PROBLEM:
List every line in this data where the string "不透明度" occurs.

════

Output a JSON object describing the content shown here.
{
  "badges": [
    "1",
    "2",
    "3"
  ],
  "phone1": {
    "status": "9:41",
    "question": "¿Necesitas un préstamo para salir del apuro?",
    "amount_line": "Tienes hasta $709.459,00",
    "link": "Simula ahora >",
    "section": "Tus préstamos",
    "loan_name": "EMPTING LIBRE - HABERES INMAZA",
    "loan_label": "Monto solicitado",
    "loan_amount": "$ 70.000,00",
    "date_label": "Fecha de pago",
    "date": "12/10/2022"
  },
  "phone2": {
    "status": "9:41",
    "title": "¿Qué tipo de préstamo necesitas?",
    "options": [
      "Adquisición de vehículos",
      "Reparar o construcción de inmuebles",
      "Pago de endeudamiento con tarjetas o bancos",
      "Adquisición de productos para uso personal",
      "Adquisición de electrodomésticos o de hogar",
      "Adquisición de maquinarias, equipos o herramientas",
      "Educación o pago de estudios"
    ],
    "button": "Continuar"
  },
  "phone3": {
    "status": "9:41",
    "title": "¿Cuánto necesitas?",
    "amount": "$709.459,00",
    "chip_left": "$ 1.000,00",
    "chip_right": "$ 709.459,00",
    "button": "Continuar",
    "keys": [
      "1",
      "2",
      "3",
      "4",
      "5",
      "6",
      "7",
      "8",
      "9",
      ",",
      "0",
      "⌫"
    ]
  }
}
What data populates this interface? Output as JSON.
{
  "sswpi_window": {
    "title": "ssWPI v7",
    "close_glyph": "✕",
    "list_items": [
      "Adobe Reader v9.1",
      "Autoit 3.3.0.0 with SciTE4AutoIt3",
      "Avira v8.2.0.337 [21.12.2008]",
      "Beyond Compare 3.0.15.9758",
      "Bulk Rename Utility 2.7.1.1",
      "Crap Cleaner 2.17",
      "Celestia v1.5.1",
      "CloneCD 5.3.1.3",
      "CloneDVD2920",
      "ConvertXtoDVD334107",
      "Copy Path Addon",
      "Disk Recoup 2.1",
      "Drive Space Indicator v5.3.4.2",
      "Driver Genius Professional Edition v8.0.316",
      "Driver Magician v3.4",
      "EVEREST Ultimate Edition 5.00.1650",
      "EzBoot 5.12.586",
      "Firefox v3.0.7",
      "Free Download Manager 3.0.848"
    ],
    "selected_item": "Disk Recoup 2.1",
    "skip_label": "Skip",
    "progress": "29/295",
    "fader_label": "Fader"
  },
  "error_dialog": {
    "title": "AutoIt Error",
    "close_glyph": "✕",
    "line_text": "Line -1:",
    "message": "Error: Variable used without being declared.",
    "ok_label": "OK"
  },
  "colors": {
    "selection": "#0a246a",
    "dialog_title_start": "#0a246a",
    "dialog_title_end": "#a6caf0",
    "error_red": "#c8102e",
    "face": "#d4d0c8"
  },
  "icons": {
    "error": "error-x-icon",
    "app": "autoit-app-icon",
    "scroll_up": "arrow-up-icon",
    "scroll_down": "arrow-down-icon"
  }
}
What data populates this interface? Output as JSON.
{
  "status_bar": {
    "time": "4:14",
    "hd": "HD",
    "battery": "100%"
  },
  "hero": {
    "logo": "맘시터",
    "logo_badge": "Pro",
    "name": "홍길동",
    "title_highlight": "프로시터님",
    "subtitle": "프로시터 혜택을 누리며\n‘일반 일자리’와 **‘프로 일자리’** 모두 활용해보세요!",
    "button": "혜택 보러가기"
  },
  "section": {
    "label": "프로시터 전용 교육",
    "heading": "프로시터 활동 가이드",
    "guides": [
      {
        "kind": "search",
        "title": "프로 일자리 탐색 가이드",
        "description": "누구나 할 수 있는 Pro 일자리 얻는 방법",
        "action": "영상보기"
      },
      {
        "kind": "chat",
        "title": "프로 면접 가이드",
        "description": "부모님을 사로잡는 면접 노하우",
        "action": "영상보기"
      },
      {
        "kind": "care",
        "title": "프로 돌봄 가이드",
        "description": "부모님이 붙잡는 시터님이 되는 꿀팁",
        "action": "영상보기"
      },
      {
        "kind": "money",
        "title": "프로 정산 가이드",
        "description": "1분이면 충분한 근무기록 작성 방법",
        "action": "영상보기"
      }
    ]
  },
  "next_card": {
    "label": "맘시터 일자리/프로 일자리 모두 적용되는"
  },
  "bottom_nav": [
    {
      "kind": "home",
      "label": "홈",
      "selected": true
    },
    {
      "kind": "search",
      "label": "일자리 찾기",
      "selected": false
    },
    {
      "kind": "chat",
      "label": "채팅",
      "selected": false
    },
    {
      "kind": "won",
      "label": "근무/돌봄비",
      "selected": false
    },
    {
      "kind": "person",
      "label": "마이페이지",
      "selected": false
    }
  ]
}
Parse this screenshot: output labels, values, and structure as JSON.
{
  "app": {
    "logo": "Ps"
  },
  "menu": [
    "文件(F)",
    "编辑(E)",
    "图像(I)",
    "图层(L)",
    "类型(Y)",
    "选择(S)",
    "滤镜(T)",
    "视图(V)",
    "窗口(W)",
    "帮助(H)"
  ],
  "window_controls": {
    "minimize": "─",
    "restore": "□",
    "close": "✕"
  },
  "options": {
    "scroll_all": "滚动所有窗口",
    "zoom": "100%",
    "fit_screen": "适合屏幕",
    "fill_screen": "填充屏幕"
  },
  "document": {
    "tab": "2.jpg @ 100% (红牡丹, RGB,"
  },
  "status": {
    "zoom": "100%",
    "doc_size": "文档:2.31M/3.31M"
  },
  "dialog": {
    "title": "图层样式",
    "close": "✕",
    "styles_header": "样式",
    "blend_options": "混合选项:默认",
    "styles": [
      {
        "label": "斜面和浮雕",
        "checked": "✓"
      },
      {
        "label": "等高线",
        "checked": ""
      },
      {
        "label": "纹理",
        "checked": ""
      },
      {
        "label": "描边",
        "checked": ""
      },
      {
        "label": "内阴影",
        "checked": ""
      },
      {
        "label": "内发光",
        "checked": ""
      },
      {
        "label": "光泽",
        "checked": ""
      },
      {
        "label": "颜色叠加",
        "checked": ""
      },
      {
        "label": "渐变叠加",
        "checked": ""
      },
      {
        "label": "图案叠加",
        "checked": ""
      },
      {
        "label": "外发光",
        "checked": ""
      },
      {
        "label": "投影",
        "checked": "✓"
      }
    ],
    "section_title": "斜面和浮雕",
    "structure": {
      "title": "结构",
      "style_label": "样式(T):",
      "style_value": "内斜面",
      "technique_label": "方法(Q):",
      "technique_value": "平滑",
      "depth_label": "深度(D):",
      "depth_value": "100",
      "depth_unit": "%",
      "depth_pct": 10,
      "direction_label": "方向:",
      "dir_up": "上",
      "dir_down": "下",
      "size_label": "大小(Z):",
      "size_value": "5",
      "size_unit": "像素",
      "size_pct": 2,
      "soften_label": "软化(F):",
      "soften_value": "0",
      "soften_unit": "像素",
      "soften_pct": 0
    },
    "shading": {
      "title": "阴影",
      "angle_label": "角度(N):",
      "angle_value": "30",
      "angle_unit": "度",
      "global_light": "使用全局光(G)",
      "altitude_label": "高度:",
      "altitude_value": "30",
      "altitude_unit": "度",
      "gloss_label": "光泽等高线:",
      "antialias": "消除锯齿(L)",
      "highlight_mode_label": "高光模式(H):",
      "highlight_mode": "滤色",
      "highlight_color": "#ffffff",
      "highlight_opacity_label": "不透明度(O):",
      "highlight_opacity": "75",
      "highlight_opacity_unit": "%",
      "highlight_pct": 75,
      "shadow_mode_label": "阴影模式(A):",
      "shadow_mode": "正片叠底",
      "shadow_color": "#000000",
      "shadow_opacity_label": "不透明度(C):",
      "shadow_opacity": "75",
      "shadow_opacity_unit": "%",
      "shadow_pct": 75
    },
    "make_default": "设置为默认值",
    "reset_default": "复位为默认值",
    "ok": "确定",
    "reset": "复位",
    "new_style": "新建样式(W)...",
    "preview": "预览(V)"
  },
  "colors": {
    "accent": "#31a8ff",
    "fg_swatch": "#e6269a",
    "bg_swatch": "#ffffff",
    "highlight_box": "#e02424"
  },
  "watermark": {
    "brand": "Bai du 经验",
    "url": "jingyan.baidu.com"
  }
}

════

YOUR SOLUTION:
      "highlight_opacity_label": "不透明度(O):",
      "shadow_opacity_label": "不透明度(C):",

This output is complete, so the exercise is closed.